INFORMATION PROVIDED
================

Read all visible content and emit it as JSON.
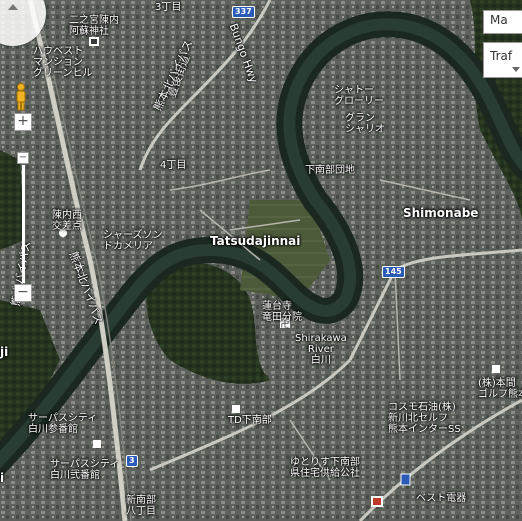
{
  "map": {
    "labels": {
      "district3": "3丁目",
      "district4": "4丁目",
      "ninomiya": "二之宮陳内\n阿蘇神社",
      "haus": "ハウベスト\nマンション\nグリーンヒル",
      "chateau": "シャトー\nグローリー",
      "grand": "グラン\nシャリオ",
      "shimonabe_complex": "下南部団地",
      "shimonabe": "Shimonabe",
      "tatsudajinnai": "Tatsudajinnai",
      "shiroyama": "シャーズソン\nドカメリア",
      "rengeji": "蓮台寺\n竜田分院",
      "shirakawa": "Shirakawa\nRiver\n白川",
      "cosmo": "コスモ石油(株)\n新川北セルフ\n熊本インターSS",
      "golf": "(株)本間\nゴルフ熊本店",
      "td": "TD下南部",
      "yume": "ゆとりす下南部\n県住宅供給公社",
      "best": "ベスト電器",
      "service1": "サーパスシティ\n白川参番館",
      "service2": "サーパスシティ\n白川弐番館",
      "shinminamibe": "新南部\n八丁目",
      "jinnai_west": "陳内西\n交差点",
      "toyo": "豊後街道",
      "hokusei": "熊本北バイパス",
      "north_bypass": "熊本北バイパス",
      "bypass_left": "熊本バイパス",
      "edge_i": "i",
      "edge_ji": "ji"
    },
    "roads": {
      "r337": "337",
      "r145": "145",
      "r3": "3",
      "bungo": "Bungo Hwy"
    },
    "controls": {
      "map_type": "Ma",
      "traffic": "Traf"
    },
    "colors": {
      "forest": "#23301f",
      "urban": "#5d625c",
      "river": "#1b2a21",
      "road": "#c9c9c0"
    }
  }
}
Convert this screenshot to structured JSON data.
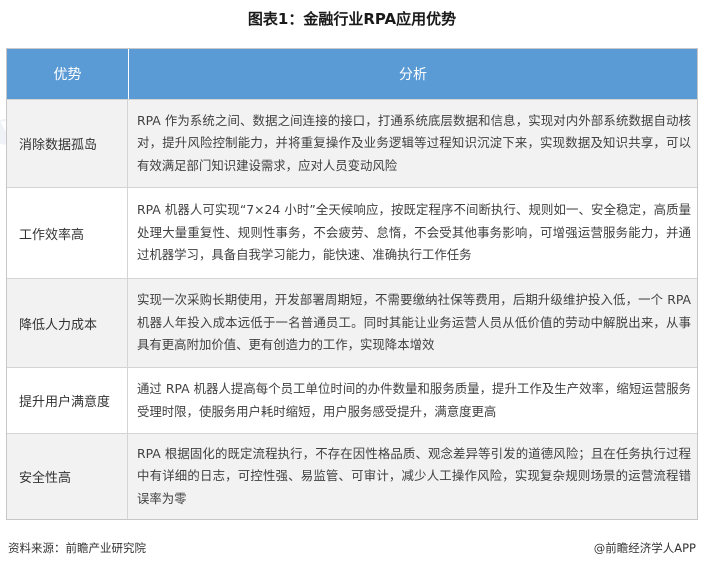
{
  "title": "图表1：金融行业RPA应用优势",
  "header": {
    "col_advantage": "优势",
    "col_analysis": "分析"
  },
  "rows": [
    {
      "advantage": "消除数据孤岛",
      "analysis": "RPA 作为系统之间、数据之间连接的接口，打通系统底层数据和信息，实现对内外部系统数据自动核对，提升风险控制能力，并将重复操作及业务逻辑等过程知识沉淀下来，实现数据及知识共享，可以有效满足部门知识建设需求，应对人员变动风险"
    },
    {
      "advantage": "工作效率高",
      "analysis": "RPA 机器人可实现“7×24 小时”全天候响应，按既定程序不间断执行、规则如一、安全稳定，高质量处理大量重复性、规则性事务，不会疲劳、怠惰，不会受其他事务影响，可增强运营服务能力，并通过机器学习，具备自我学习能力，能快速、准确执行工作任务"
    },
    {
      "advantage": "降低人力成本",
      "analysis": "实现一次采购长期使用，开发部署周期短，不需要缴纳社保等费用，后期升级维护投入低，一个 RPA 机器人年投入成本远低于一名普通员工。同时其能让业务运营人员从低价值的劳动中解脱出来，从事具有更高附加价值、更有创造力的工作，实现降本增效"
    },
    {
      "advantage": "提升用户满意度",
      "analysis": "通过 RPA 机器人提高每个员工单位时间的办件数量和服务质量，提升工作及生产效率，缩短运营服务受理时限，使服务用户耗时缩短，用户服务感受提升，满意度更高"
    },
    {
      "advantage": "安全性高",
      "analysis": "RPA 根据固化的既定流程执行，不存在因性格品质、观念差异等引发的道德风险；且在任务执行过程中有详细的日志，可控性强、易监管、可审计，减少人工操作风险，实现复杂规则场景的运营流程错误率为零"
    }
  ],
  "footer": {
    "source": "资料来源：前瞻产业研究院",
    "credit": "@前瞻经济学人APP"
  },
  "colors": {
    "header_bg": "#5b9bd5",
    "row_alt_bg": "#f2f2f2",
    "border": "#d4d4d4"
  }
}
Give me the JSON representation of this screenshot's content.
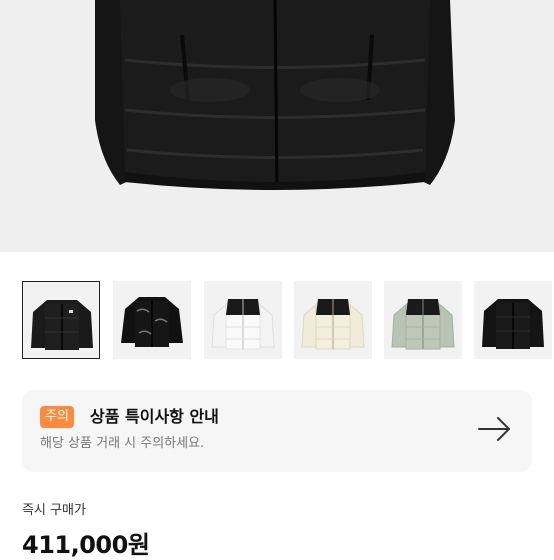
{
  "product": {
    "hero_image": "black-puffer-jacket-photo",
    "thumbnails": [
      {
        "icon": "black-puffer-thumbnail",
        "selected": true
      },
      {
        "icon": "glossy-black-puffer-thumbnail",
        "selected": false
      },
      {
        "icon": "white-black-puffer-thumbnail",
        "selected": false
      },
      {
        "icon": "cream-black-puffer-thumbnail",
        "selected": false
      },
      {
        "icon": "sage-black-puffer-thumbnail",
        "selected": false
      },
      {
        "icon": "black-puffer-thumbnail",
        "selected": false
      }
    ]
  },
  "notice": {
    "badge": "주의",
    "title": "상품 특이사항 안내",
    "subtitle": "해당 상품 거래 시 주의하세요.",
    "arrow_icon": "arrow-right-icon"
  },
  "price": {
    "label": "즉시 구매가",
    "value": "411,000원"
  },
  "colors": {
    "badge": "#ff8a3d",
    "notice_bg": "#f6f6f6",
    "thumb_bg": "#f2f2f2"
  }
}
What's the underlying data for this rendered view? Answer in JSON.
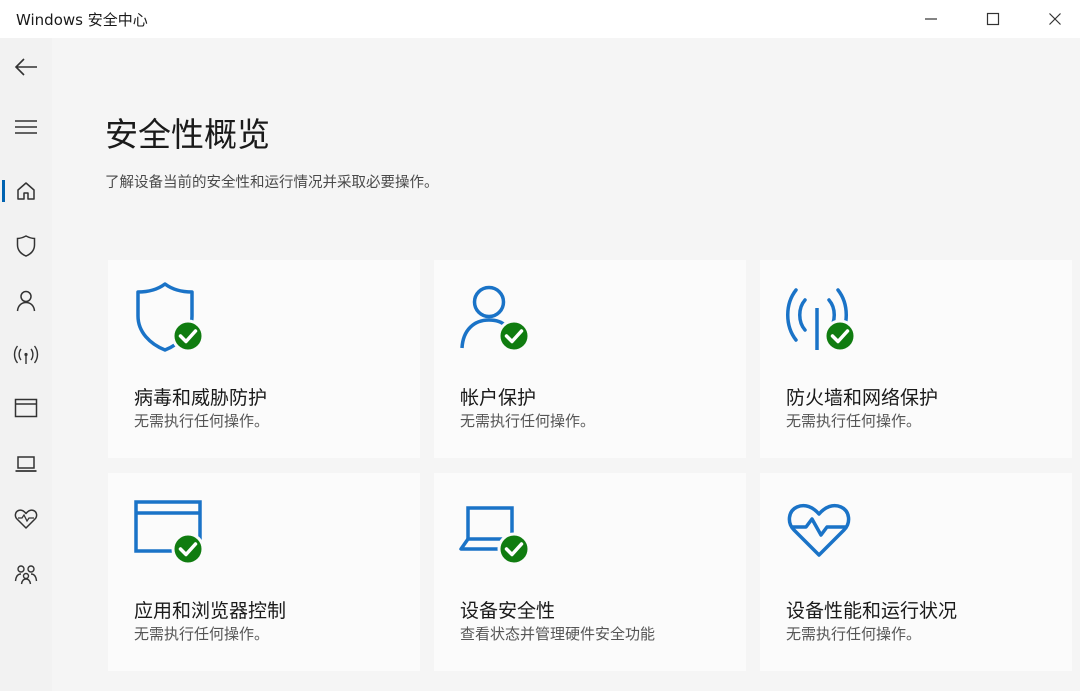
{
  "window": {
    "title": "Windows 安全中心",
    "controls": [
      "minimize",
      "maximize",
      "close"
    ]
  },
  "colors": {
    "accent": "#0063b1",
    "icon_blue": "#1a73c7",
    "check_green": "#107c10",
    "sidebar_bg": "#f2f2f2",
    "content_bg": "#f5f5f5",
    "tile_bg": "#fbfbfb"
  },
  "sidebar": {
    "items": [
      {
        "icon": "back-arrow-icon"
      },
      {
        "icon": "hamburger-menu-icon"
      },
      {
        "icon": "home-icon",
        "active": true
      },
      {
        "icon": "shield-icon"
      },
      {
        "icon": "person-icon"
      },
      {
        "icon": "wireless-signal-icon"
      },
      {
        "icon": "app-browser-icon"
      },
      {
        "icon": "laptop-icon"
      },
      {
        "icon": "heart-pulse-icon"
      },
      {
        "icon": "family-icon"
      }
    ]
  },
  "main": {
    "title": "安全性概览",
    "subtitle": "了解设备当前的安全性和运行情况并采取必要操作。",
    "tiles": [
      {
        "name": "病毒和威胁防护",
        "status": "无需执行任何操作。",
        "icon": "shield-check-icon"
      },
      {
        "name": "帐户保护",
        "status": "无需执行任何操作。",
        "icon": "account-check-icon"
      },
      {
        "name": "防火墙和网络保护",
        "status": "无需执行任何操作。",
        "icon": "firewall-antenna-check-icon"
      },
      {
        "name": "应用和浏览器控制",
        "status": "无需执行任何操作。",
        "icon": "app-window-check-icon"
      },
      {
        "name": "设备安全性",
        "status": "查看状态并管理硬件安全功能",
        "icon": "laptop-check-icon"
      },
      {
        "name": "设备性能和运行状况",
        "status": "无需执行任何操作。",
        "icon": "heart-pulse-icon"
      }
    ]
  }
}
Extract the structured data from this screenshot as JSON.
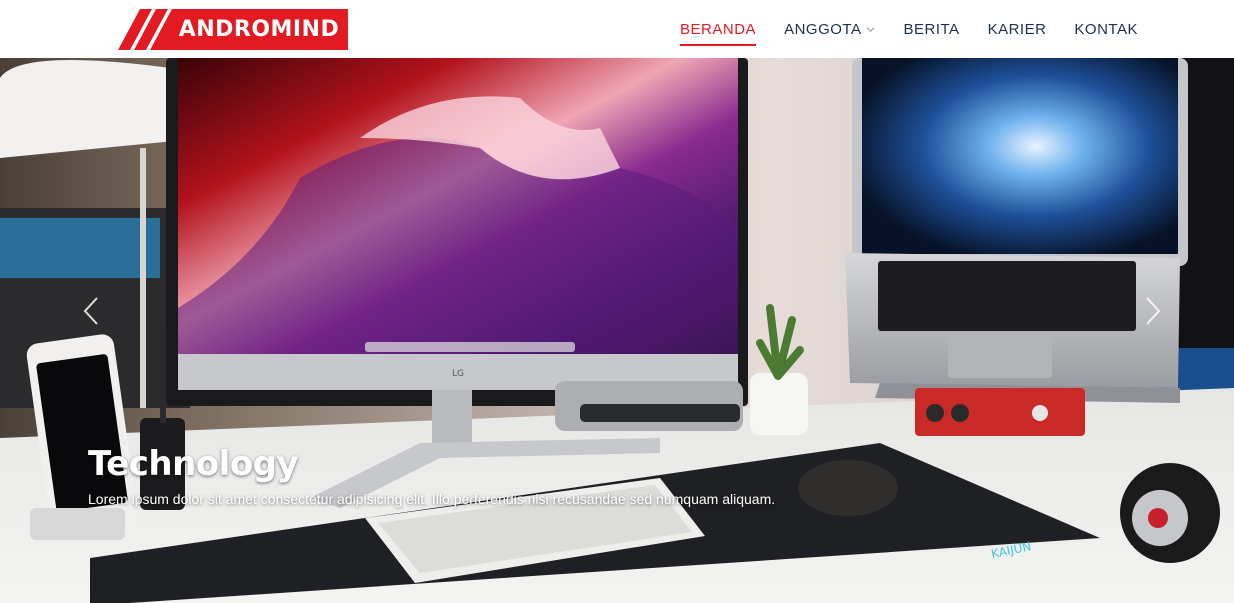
{
  "brand": {
    "name": "ANDROMIND",
    "accent_color": "#e21b23"
  },
  "nav": {
    "items": [
      {
        "label": "BERANDA",
        "active": true
      },
      {
        "label": "ANGGOTA",
        "dropdown": true
      },
      {
        "label": "BERITA"
      },
      {
        "label": "KARIER"
      },
      {
        "label": "KONTAK"
      }
    ]
  },
  "carousel": {
    "prev_icon": "chevron-left-icon",
    "next_icon": "chevron-right-icon",
    "slide": {
      "title": "Technology",
      "text": "Lorem ipsum dolor sit amet consectetur adipisicing elit. Illo perferendis nisi recusandae sed numquam aliquam.",
      "monitor_brand": "LG"
    }
  }
}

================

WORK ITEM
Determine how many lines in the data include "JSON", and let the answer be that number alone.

SOLUTION FOR THIS EXERCISE
5